A farewell to Menards
A farewell to Menards
A farewell to Menards
Yingjie Chen sits amongst a pile of clutter on, under, and next to her desk, in a cramped space filled with similar piles of clutter.
“So sorry for the mess,” says Chen, in a way that suggests she uses the phrase often. But the second year MFA student studying creative design in the University of Iowa Department of Art and Art History won’t have to apologize much longer. The department started moving this week its Studio Arts division housed in a temporary space on Highway 1—Chen’s workspace included—to its new home in the soon-to-open Visual Arts Building on Riverside Drive. It marks the first time since the flood of 2008 forced the relocation that Studio Arts will be back on the main campus.
“I’m so excited about the move,” she says. “I’ve heard it’s high-end all the way, and I can’t wait to see it.”
The move to the new building also begins the final stage of the university’s return to pre-flood normalcy—the last academic departments that lost their facilities to the Iowa River will move into their new permanent homes in the coming months. The departments that will be moving are jewelry and metals, ceramics, sculpture, print making, 3-D design, intermedia, as well as some painting and some photography.
For the art department, the building on Highway 1 has been home since the flood damaged both of its campus buildings. One—Art Building West—was repaired and hosting classes again in 2012. But the department’s other building, which sat on the banks of the river, was damaged beyond use, forcing the move. The new Visual Arts Building, across the street from Art Building West at the corner of Riverside Drive and River Street, replaces it.
The new Visual Arts Building is located across Riverside Drive from the original Art Building and just north and west of Art Building West. This view is from Art Building West and shows off the new building’s east side. Photo by Tim Schoon.
The temporary building on Highway 1 used to be a Menards home improvement store and was empty in 2008, after the company opened a new store a year earlier. The move originally was supposed to be short-term, but when it became clear the original Art Building had to be replaced, a few months turned into eight years.

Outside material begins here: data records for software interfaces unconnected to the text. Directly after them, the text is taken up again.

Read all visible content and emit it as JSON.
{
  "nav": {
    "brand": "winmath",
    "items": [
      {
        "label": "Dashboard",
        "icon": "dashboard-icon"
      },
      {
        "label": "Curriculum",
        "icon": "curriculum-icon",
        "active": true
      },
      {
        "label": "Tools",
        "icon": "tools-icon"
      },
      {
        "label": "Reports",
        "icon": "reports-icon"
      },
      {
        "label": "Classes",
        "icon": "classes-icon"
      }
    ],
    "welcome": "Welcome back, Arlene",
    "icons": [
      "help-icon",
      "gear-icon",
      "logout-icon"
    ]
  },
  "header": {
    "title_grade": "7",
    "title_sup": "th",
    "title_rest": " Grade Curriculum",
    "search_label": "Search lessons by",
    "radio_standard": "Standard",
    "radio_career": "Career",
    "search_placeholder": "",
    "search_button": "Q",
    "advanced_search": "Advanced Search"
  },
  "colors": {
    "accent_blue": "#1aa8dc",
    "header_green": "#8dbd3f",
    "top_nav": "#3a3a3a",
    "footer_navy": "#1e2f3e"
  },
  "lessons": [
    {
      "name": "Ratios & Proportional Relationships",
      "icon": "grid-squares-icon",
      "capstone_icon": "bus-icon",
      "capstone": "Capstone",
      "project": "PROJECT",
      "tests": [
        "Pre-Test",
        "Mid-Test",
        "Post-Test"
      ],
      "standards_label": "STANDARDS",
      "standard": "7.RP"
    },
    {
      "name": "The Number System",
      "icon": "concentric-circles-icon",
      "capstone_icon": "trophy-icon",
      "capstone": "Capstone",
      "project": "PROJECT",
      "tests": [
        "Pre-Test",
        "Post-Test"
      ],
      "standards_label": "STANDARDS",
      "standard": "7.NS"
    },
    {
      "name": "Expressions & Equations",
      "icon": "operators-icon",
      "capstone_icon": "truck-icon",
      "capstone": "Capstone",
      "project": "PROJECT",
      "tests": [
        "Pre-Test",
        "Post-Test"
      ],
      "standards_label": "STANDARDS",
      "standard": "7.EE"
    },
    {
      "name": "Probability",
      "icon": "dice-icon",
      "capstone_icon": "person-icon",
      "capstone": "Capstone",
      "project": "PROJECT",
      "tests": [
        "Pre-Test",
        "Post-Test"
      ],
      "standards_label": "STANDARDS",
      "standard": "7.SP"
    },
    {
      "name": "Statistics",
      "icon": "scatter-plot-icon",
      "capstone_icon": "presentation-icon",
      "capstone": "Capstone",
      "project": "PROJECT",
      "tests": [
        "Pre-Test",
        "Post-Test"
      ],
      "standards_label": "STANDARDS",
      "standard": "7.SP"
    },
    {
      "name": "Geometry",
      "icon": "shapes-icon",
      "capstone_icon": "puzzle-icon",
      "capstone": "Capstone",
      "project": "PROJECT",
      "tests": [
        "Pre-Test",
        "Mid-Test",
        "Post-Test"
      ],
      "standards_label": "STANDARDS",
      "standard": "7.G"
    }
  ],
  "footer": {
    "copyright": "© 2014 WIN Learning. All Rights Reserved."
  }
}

Steve McGuire, professor of art and coordinator of the department’s studio division, says the Menards building has been functional but far from optimal. The lighting is terrible, he says, they’ve been relying on fluorescents and have almost no natural sunlight. And though lighting is not all that important when shopping for lumber or washing machines, for an artist, it’s everything. Privacy and quiet also were hard to find because of the cramped spaces and because few rooms had ceilings installed, so noise from one room often drifted over the walls and disturbed students working in another.
The building is a ten-minute Cambus ride away from the department’s administrative offices and library in Art Building West, splitting the Art and Art History Department in two and making it difficult for non-art majors to take electives. The infrastructure also was inadequate for all of the data and technology that’s needed to teach and create art, one of the most significant changes in the art world during the eight-year sojourn.
“People don’t realize how industrial art has become and how much science and engineering knowledge goes into being an artist today,” says McGuire, pointing to advancements in computer-aided design, 3-D printing, computer-operated lathes, and plasma cutting.
But most of all, the building’s 72,000 square feet are not enough for all the classrooms, studios, galleries, and gathering spots for effective teaching, research, and creativity, leading to the piles of clutter on and around Chen’s desk.
The students who study there have a certain fondness for the building, though. It’s all they know, they say, so the building’s weaknesses were something they could adapt to. For Chen, the place was a palace compared to the school in her native China where she did her undergraduate work.
“We have a foundry here, and a wood shop, and fine computers,” she says. “I didn’t have any any of those things in China.”
Robby Scott, a second-year MFA student studying painting, says the funkiness of the Studio Arts building was in some ways inspiring.
“It took a certain kind of student to choose to come to a program with fluorescent lights and fake walls in a big warehouse,” he says.
On top of all that, it has lots of free parking.
But McGuire says the new Visual Arts Building will quickly make people forget about the Menards era. With 126,000 square feet, it’s filled with the latest teaching and production technology, with walls of glass to let through natural light. Designed as it was by renowned architect Steven Holl, it’s a piece of art in itself.
“When students walk into the new building, they’ll be inspired to produce,” says McGuire, whose office has been in the temporary building since 2008. “It’s one of the most advanced, cutting-edge art-education buildings at any university, and we look forward to showing it to the community and seeing what our students create there.”
The move to the new building is expected be complete by May 15, in time to host its first summer session classes the next day.